  • there are 7000+ variations of the my coke rewards program emails, varied by behavioral heuristics. Dang. about 12 hours ago from web

  • Dana VanDen Heuvel of MarketingSavant is now presenting re: Assessing the impact of new media. I want numbers. about 12 hours ago from web

  • Jupiter research says: social network users are 3x more likely to trust peer opinions over advertising in purchase decisions. about 12 hours ago from web

  • Today I'll be live tweeting from the AMA conference Digital Centered Marketing http://www.tinyurl.com/AMAd... about 12 hours ago from web

  • Awake in Chicago. about 14 hours ago from twitterrific




I won a book in a corporate bingo (caught Bill saying 'target market' - ha! The book is Citizen Marketers by Ben McConnell and Jackie Huba. So, now I have another book to review soon. Dana said they selected it as a good review of the evolution of the 'everyone is in the marketing department' idea. Thanks Dana!

I learned of a bunch of interesting sites I will soon check out. Top on my list is the digital centered marketing event website. I am very, very impressed that this was available immediately after the event with the slides and references. There was some great discussion going on with fellow students in the class; I wonder if that discussion will be able to continue on the site?

The majority of the sites discussed are bookmarked at http://delicious.com/digitalcenteredmarketing. And of course I will have to dive into their list of 24 books on digital centered marketing that they recommend.

29 October 2008

DailyLit and the Art of War

I recently subscribed to DailyLit based on a recommendation from fellow book blogger Sharon at Ex Libris. I'm starting out with a feed for Sun Tzu's the Art of War. I've never been able to connect with the text before, as I found the list approach to be stilted. But somehow it seems to fit very well as an rss feed. Just as Sun Tzu intended it, I suppose. It just goes to show that good content can work in any media.
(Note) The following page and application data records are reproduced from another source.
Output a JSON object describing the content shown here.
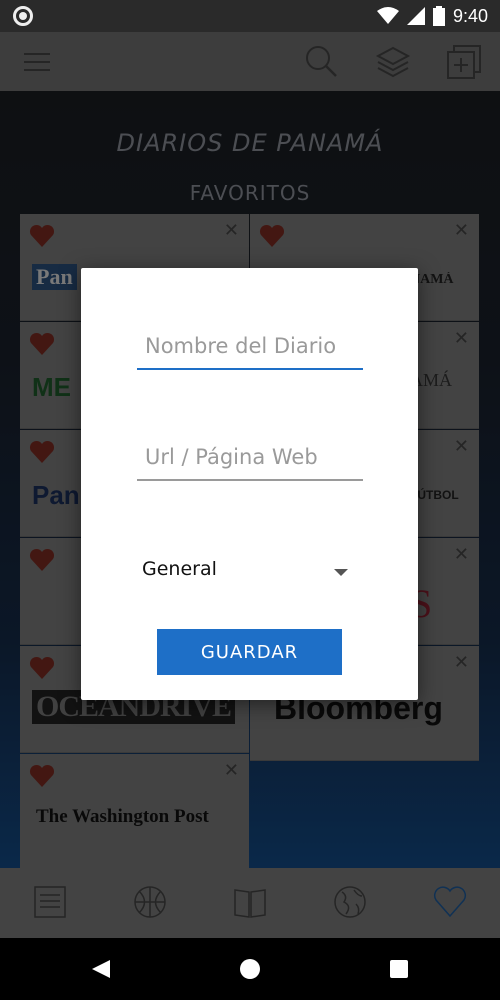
{
  "status_bar": {
    "time": "9:40"
  },
  "toolbar": {
    "icons": [
      "menu-icon",
      "search-icon",
      "layers-icon",
      "add-box-icon"
    ]
  },
  "main": {
    "title": "DIARIOS DE PANAMÁ",
    "subtitle": "FAVORITOS",
    "cards_left": [
      {
        "logo": "Pan"
      },
      {
        "logo": "ME"
      },
      {
        "logo": "Pan"
      },
      {
        "logo": ""
      },
      {
        "logo": "OCEANDRIVE"
      },
      {
        "logo": "The Washington Post"
      }
    ],
    "cards_right": [
      {
        "logo": "NAMÁ"
      },
      {
        "logo": "AMÁ"
      },
      {
        "logo": "FÚTBOL"
      },
      {
        "logo": "S"
      },
      {
        "logo": "Bloomberg"
      }
    ]
  },
  "dialog": {
    "name_placeholder": "Nombre del Diario",
    "url_placeholder": "Url / Página Web",
    "category_value": "General",
    "save_label": "GUARDAR"
  },
  "bottom_nav": {
    "items": [
      "news-icon",
      "basketball-icon",
      "book-icon",
      "globe-icon",
      "heart-icon"
    ],
    "active_color": "#1e6fc7"
  },
  "colors": {
    "accent": "#1e6fc7",
    "heart": "#c0392b"
  }
}
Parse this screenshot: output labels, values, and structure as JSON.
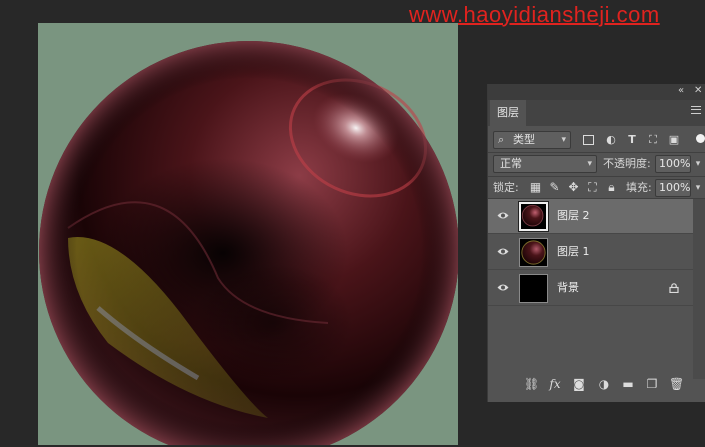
{
  "watermark": {
    "text": "www.haoyidiansheji.com",
    "color": "#e0231f"
  },
  "canvas": {
    "background": "#7a9580",
    "sphere_color": "#5a1e24"
  },
  "panel": {
    "topbar": {
      "collapse_glyph": "«",
      "close_glyph": "✕"
    },
    "tab_label": "图层",
    "menu_icon": "panel-menu-icon",
    "filter": {
      "kind_label": "类型",
      "icons": [
        "image-filter-icon",
        "adjustment-filter-icon",
        "type-filter-icon",
        "shape-filter-icon",
        "smart-object-filter-icon"
      ]
    },
    "blend_mode": "正常",
    "opacity_label": "不透明度:",
    "opacity_value": "100%",
    "lock_label": "锁定:",
    "lock_icons": [
      "lock-transparent-icon",
      "lock-brush-icon",
      "lock-move-icon",
      "lock-artboard-icon",
      "lock-all-icon"
    ],
    "fill_label": "填充:",
    "fill_value": "100%",
    "layers": [
      {
        "name": "图层 2",
        "selected": true,
        "visible": true,
        "locked": false,
        "thumb": "sphere"
      },
      {
        "name": "图层 1",
        "selected": false,
        "visible": true,
        "locked": false,
        "thumb": "sphere"
      },
      {
        "name": "背景",
        "selected": false,
        "visible": true,
        "locked": true,
        "thumb": "black"
      }
    ],
    "footer_icons": [
      "link-layers-icon",
      "fx-icon",
      "add-mask-icon",
      "adjustment-layer-icon",
      "new-group-icon",
      "new-layer-icon",
      "delete-icon"
    ],
    "fx_label": "fx"
  }
}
One issue I'm having with it is that I usually post my progress status in the sidebar with a snippet of javascript such as showing how far I've read as a simple percentage of pages read. But the feed from dailylit doesn't let me do that easily; they do say how many episodes there are in a book, but I've no idea whether those are each of equal length or not. So, for example, I've read 2 of 16 episodes of The Art of War but I have no idea if that means I am 12.5% of the way through or not. My quantitatively oriented gray matter is quivering with frustration at this obvious oversight.

Photo of book by Nuno Barreto